Element data from apps and pages
====

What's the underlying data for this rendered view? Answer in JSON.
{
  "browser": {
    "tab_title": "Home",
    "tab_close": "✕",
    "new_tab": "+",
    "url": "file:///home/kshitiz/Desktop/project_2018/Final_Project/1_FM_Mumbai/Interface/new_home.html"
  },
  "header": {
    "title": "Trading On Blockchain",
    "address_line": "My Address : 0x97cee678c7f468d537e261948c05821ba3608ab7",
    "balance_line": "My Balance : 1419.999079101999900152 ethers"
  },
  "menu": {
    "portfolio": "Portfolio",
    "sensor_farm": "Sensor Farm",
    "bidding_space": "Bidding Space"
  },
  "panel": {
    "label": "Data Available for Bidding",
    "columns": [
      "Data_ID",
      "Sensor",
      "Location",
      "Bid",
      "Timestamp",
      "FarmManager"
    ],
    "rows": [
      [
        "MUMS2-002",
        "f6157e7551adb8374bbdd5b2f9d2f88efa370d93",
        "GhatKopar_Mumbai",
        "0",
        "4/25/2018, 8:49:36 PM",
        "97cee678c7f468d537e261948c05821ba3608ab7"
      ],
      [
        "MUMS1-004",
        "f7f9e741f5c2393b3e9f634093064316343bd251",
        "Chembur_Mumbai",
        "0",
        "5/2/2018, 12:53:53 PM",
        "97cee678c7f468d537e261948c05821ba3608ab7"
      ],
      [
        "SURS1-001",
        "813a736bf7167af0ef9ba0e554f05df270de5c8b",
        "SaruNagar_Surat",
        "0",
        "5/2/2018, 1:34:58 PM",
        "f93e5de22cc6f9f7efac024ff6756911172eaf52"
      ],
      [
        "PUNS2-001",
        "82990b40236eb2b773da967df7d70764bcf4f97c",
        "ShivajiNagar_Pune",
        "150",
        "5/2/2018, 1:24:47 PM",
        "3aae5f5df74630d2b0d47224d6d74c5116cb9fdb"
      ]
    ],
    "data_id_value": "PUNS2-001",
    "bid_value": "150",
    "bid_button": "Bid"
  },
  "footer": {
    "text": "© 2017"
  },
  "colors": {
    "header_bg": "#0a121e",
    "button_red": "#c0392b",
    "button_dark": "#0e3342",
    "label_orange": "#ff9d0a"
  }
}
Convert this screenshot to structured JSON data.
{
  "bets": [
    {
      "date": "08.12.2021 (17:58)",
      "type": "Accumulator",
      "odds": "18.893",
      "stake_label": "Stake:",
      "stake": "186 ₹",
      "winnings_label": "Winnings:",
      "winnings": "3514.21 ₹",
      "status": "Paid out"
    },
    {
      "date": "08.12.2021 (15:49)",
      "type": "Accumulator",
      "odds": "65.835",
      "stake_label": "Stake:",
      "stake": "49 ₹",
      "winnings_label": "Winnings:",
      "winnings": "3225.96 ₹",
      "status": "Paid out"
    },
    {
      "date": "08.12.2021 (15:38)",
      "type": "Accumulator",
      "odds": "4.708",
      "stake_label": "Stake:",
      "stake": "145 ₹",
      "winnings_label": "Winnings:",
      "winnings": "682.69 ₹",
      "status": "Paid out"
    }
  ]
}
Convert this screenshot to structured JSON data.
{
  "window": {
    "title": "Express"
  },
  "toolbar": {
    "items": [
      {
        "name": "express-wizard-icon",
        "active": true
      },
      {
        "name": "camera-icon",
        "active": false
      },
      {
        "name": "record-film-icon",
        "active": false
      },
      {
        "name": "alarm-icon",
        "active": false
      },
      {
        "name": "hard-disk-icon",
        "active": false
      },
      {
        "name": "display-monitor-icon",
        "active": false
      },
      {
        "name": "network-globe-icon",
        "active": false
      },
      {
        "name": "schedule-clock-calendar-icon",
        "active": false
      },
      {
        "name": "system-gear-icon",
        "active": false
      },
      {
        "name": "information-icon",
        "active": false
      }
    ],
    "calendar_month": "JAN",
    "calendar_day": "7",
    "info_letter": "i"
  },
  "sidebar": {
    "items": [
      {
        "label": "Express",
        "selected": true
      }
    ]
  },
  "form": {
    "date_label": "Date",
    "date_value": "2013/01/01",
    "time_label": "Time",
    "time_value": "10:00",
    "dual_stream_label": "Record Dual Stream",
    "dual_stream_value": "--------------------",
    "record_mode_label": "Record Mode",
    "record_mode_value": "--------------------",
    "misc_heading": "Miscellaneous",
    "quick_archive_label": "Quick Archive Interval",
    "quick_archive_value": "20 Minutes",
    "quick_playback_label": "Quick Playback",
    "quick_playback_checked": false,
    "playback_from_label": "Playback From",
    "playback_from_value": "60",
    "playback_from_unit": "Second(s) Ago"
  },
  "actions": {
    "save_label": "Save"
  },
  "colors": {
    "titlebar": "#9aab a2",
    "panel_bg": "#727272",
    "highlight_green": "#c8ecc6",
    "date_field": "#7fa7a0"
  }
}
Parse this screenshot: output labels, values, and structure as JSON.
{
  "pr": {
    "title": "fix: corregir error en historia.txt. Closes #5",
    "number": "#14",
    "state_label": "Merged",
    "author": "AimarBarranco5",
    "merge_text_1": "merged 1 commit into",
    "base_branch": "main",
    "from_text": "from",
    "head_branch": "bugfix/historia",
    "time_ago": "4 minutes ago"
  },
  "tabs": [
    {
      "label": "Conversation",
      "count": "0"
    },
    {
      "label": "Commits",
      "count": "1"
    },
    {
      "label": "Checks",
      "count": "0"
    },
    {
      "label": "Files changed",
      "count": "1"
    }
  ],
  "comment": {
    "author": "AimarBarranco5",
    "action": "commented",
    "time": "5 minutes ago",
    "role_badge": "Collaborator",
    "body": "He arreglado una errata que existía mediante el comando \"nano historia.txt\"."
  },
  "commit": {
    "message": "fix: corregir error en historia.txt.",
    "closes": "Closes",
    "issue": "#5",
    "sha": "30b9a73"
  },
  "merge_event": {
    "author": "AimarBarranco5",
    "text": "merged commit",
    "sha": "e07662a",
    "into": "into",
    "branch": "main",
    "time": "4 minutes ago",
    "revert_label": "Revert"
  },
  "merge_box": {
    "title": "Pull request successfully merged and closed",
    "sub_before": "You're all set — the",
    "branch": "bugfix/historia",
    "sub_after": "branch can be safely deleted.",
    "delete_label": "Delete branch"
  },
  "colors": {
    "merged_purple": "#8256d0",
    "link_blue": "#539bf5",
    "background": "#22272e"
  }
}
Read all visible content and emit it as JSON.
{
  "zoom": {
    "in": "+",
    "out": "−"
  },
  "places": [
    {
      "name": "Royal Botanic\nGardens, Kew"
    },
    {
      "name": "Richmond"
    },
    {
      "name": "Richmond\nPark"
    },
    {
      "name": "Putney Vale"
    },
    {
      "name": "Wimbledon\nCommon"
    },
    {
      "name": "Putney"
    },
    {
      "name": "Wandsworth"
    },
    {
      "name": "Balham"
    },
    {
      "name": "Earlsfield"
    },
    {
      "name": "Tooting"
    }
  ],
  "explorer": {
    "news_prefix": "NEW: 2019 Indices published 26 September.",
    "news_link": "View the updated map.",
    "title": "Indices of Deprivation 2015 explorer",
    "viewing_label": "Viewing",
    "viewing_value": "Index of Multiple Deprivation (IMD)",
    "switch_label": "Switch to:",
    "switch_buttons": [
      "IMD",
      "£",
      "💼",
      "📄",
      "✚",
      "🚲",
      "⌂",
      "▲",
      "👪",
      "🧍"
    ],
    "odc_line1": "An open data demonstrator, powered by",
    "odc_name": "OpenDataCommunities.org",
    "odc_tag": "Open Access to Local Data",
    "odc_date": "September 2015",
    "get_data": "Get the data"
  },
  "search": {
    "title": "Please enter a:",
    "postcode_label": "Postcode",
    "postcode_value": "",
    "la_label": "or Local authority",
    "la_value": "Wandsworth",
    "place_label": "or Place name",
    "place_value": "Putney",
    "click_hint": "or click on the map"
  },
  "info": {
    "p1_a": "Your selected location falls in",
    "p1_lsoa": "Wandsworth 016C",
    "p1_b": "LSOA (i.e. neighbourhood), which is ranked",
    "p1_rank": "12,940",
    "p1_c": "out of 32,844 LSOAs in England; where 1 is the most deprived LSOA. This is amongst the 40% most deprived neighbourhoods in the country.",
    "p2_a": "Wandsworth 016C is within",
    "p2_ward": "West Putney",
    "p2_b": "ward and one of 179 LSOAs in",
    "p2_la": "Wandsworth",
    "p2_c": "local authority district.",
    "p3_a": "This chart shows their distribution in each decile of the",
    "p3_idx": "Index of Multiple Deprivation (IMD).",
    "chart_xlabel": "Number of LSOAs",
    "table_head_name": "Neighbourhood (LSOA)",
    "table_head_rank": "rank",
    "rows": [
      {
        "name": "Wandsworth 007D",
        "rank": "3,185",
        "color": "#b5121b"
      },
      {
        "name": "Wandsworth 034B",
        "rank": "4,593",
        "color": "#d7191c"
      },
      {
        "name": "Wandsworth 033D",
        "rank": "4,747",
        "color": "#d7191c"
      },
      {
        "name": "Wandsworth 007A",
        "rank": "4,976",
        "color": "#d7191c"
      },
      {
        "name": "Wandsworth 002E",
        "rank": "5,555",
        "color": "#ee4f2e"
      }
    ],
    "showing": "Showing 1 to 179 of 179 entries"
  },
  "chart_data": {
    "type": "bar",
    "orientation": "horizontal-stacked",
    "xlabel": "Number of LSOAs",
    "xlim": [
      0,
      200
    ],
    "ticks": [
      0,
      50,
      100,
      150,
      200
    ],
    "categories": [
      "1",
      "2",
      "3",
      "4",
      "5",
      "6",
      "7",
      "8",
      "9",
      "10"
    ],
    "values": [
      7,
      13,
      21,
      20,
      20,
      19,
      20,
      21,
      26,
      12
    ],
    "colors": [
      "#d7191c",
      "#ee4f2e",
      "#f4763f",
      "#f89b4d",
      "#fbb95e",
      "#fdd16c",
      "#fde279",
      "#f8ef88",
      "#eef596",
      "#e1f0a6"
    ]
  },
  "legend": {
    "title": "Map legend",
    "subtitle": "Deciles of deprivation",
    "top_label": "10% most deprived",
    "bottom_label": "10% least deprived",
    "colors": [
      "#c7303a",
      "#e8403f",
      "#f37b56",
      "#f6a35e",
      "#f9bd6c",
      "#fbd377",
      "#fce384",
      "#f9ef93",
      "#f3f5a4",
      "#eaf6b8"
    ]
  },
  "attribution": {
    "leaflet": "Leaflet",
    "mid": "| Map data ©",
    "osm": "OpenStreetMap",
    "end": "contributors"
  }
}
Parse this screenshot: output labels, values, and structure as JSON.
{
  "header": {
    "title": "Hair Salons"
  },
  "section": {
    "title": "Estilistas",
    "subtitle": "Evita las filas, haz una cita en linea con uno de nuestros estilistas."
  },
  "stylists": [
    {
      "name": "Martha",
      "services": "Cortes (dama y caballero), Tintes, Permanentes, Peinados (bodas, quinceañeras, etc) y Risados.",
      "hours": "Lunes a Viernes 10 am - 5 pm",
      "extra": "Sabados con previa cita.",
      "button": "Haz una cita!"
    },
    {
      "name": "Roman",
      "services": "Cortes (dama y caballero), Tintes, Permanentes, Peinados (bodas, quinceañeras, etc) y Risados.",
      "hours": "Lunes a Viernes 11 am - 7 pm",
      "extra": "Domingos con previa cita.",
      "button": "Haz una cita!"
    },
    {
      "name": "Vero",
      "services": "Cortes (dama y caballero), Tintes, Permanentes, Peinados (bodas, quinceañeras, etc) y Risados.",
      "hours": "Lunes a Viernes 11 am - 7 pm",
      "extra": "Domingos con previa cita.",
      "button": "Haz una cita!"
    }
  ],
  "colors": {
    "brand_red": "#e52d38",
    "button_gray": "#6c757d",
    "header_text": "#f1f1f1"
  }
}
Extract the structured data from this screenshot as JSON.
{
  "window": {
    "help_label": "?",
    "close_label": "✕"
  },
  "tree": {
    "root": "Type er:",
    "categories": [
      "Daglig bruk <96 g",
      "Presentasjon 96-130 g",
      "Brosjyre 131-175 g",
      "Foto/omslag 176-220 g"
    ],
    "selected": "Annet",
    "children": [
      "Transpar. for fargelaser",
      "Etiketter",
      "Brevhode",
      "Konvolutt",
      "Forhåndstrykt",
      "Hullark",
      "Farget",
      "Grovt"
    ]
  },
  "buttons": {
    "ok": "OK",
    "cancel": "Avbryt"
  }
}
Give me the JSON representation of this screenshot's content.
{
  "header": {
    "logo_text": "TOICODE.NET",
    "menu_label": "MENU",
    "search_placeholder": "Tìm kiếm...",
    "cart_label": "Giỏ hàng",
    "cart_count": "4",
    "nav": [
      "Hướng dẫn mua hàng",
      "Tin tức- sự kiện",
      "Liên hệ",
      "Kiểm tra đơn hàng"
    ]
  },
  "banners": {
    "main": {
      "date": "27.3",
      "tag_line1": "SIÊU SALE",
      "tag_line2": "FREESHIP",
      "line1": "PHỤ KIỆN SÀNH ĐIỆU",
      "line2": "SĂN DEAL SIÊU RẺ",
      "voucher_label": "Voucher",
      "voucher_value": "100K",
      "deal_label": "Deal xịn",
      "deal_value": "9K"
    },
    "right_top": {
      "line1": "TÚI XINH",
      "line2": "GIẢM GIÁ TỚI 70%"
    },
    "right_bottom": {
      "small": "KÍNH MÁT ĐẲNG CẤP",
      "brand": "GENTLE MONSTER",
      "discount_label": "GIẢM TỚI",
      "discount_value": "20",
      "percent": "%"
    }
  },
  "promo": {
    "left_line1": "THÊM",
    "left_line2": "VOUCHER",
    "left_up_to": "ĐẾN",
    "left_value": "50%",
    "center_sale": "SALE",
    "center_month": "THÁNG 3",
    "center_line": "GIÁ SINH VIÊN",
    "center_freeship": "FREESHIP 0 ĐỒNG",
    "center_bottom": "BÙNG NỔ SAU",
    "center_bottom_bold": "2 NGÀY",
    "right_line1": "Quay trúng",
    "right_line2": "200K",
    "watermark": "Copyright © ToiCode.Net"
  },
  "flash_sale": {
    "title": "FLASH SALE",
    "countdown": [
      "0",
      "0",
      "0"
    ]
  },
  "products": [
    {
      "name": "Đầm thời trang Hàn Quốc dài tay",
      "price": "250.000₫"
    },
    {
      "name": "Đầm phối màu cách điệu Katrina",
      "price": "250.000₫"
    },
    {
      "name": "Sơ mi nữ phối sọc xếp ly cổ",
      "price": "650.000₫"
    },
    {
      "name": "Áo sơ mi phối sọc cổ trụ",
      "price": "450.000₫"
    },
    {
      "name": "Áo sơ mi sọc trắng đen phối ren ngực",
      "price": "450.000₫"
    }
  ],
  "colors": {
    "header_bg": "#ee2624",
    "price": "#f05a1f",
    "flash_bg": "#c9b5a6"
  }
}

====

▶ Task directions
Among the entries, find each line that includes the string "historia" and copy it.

▶ Exercise response
    "title": "fix: corregir error en historia.txt. Closes #5",
    "head_branch": "bugfix/historia",
    "body": "He arreglado una errata que existía mediante el comando \"nano historia.txt\"."
    "message": "fix: corregir error en historia.txt.",
    "branch": "bugfix/historia",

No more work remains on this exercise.